B-245586, Nov 12, 1991, Office of General Counsel

DIGEST: Relief is granted Department of the Treasury disbursing official under 31 U.S.C. Sec. 3527 for a duplicate check overpayment. The overpayment occurred after 392,000 checks were reissued because of improper processing. One original check was delivered to the payee rather then shredded. The overpayment was not the result of bad faith, an adequate system of procedures and controls was maintained, and diligent collection actions were taken.

Gerald Murphy, Fiscal Assistant Secretary, U.S. Department of the Treasury:

This responds to your September 7, 1990, request that we relieve Beverly A. Robinson, Director of the Chicago Regional Financial Center, Financial Management Service (FMS), Department of the Treasury, under 31 U.S.C. Sec. 3527(c) (1988) from her personal liability for the improper payment of $1,158 to Sandra Hall for the children of Ted A. Hall, deceased. The improper payment occurred when Ms. Hall was inadvertently issued original and replacement checks for $1,158. For the following reasons, we grant relief.

On February 14, 1989, officials of the Financial Center discovered an error in the processing of about 392,000 checks. The machine that wraps envelopes around the checks was misaligned, obscuring the names and addresses of the check payees which should have shown through the envelope windows. Financial Center officials determined that removing the 392,000 checks from their envelopes and rewrapping them would cause the checks to be delivered late. Therefore, the officials decided to reissue and process the 392,000 checks, and to void (and shred) the original checks. The original $1,158 check issued to Ms. Hall was inadvertently delivered rather than shredded.

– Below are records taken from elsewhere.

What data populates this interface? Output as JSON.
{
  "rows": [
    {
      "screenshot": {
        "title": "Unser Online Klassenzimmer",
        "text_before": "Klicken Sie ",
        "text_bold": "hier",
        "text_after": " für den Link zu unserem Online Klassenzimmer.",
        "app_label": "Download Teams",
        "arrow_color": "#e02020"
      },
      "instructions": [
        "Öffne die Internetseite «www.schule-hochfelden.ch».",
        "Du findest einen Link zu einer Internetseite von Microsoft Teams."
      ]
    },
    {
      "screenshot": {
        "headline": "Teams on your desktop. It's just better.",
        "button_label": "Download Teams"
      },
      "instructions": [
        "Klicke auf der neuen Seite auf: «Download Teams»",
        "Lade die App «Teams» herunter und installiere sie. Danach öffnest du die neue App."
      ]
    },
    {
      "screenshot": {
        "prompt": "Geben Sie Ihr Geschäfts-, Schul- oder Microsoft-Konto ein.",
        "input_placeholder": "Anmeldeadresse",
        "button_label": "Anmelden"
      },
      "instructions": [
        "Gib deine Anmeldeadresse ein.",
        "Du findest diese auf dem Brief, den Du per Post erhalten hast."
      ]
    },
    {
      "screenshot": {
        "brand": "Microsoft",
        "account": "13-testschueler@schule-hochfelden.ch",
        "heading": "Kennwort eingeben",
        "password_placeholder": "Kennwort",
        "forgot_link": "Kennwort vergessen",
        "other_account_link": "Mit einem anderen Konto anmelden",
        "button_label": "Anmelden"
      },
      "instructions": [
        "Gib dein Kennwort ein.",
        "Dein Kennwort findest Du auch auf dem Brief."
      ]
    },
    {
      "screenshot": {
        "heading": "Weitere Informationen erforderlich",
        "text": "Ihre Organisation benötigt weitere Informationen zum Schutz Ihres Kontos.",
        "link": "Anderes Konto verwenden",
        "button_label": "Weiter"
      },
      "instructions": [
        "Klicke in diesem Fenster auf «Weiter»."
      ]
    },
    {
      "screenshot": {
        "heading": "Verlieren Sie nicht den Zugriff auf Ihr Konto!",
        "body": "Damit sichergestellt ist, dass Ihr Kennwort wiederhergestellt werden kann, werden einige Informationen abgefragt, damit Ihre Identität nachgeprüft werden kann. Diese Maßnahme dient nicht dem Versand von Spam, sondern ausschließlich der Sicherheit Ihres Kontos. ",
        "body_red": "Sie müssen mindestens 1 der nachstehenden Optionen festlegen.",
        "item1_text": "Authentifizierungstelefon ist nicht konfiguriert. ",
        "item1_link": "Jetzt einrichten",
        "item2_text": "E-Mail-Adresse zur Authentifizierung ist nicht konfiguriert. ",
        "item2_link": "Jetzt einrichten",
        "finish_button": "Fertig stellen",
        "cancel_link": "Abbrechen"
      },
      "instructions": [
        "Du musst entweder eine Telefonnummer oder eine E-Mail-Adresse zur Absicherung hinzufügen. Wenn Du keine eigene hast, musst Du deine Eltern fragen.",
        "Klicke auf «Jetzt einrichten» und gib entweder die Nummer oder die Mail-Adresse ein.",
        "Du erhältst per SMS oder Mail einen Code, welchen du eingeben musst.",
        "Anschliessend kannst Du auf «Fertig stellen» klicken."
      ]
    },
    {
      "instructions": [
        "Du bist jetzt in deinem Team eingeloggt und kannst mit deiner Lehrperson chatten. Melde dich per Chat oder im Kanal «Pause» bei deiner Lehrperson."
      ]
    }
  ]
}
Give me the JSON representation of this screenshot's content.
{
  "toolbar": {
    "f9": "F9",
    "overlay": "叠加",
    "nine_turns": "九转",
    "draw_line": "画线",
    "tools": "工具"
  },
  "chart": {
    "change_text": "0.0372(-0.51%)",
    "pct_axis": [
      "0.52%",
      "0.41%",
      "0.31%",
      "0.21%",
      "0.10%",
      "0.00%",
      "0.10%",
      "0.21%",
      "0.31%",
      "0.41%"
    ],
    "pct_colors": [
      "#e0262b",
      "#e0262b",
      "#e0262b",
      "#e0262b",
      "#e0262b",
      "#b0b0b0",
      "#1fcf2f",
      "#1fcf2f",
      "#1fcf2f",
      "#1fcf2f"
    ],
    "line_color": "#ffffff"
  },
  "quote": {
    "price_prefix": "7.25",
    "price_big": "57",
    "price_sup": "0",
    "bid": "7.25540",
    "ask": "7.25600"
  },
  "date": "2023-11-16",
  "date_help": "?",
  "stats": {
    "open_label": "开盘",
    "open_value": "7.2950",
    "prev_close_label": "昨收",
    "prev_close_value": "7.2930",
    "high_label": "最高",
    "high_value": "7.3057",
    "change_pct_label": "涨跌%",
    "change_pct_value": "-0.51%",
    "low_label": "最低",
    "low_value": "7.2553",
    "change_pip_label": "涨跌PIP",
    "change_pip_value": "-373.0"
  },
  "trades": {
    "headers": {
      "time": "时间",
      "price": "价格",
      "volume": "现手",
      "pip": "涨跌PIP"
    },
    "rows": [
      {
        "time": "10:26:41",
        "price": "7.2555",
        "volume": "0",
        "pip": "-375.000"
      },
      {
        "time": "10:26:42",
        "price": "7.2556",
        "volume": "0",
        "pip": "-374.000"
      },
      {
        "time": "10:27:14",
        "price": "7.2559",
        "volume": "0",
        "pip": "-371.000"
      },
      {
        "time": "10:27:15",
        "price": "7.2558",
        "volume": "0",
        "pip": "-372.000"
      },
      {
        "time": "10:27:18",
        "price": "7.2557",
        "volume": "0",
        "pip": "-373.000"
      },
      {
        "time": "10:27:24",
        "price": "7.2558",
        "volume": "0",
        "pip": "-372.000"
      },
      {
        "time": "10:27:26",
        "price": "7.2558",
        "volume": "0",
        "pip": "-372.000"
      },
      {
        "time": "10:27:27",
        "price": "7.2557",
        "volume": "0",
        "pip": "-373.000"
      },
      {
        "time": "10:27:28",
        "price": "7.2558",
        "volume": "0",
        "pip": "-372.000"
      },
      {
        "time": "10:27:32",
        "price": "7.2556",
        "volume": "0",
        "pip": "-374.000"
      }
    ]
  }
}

Disbursing officers are personally liable for deficiencies in their accounts resulting from illegal, improper, or incorrect payments. However, under 31 U.S.C. Sec. 3527(c) (1988), this Office may relieve a disbursing officer of his liability when the record indicates that the disbursing officer acted within the bounds of reasonable care as established by applicable regulations and that there is no evidence of bad faith on the part of the disbursing officer. Where, as here, the incorrect payments were made by the disbursing officer's subordinates, we generally will find that the disbursing officer acted with reasonable care for purposes of 31 U.S.C. Sec. 3527(c) upon a showing that the officer properly supervised his employees.

"Proper supervision is demonstrated by evidence that the supervisor maintained an adequate system of procedures and controls to avoid errors and that appropriate steps were taken to ensure the system's implementation and effectiveness."

62 Comp.Gen. 476 at 480 (1983), B-237082 et al., May 8, 1990. This evidence must be sufficient for us to determine independently whether adequate procedures were in place. See B-235037, Sept. 18, 1989.

Your submission included a copy of the applicable operating procedures in effect at the time the overpayment occurred. The record reflects that the employees involved had been trained and were aware of applicable procedures. Further, supervisors were available to assist the employees and periodic checks were conducted. Additionally, the record reflects that the checks to be shredded were handled and accounted for in accordance with the procedures. Because Ms. Robinson appears to have maintained and implemented an adequate system of procedures and controls, we conclude that the overpayment was not the result of a lack of reasonable care by Ms. Robinson. We also conclude that there is no evidence that Ms. Robinson acted in bad faith.

Finally, we have stated that we will exercise our discretion under section 3527(c) to deny agency requests for relief unless an agency demonstrates that it pursued collection of the erroneous payment in compliance with the Federal Claims Collection Standards, 4 C.F.R. Sec. Parts 101-105 (1990); 62 Comp.Gen. 476. We find that the agency substantially complied with the Federal Claims Collection Standards by repeatedly attempting to contact the payee and reclaim the erroneous payment. Accordingly, we grant Ms. Robinson relief for the $1,158 overpayment.

In B-243749, Oct. 22, 1991, we delegated to the FMS the authority to relieve accountable officers from liability for certain types of losses not exceeding $3,000. Losses resulting from mechanical or clerical errors during the check issuance process were included in that delegation.

The request to relieve Ms. Robinson therefore is the type of case which would now fall under the delegation.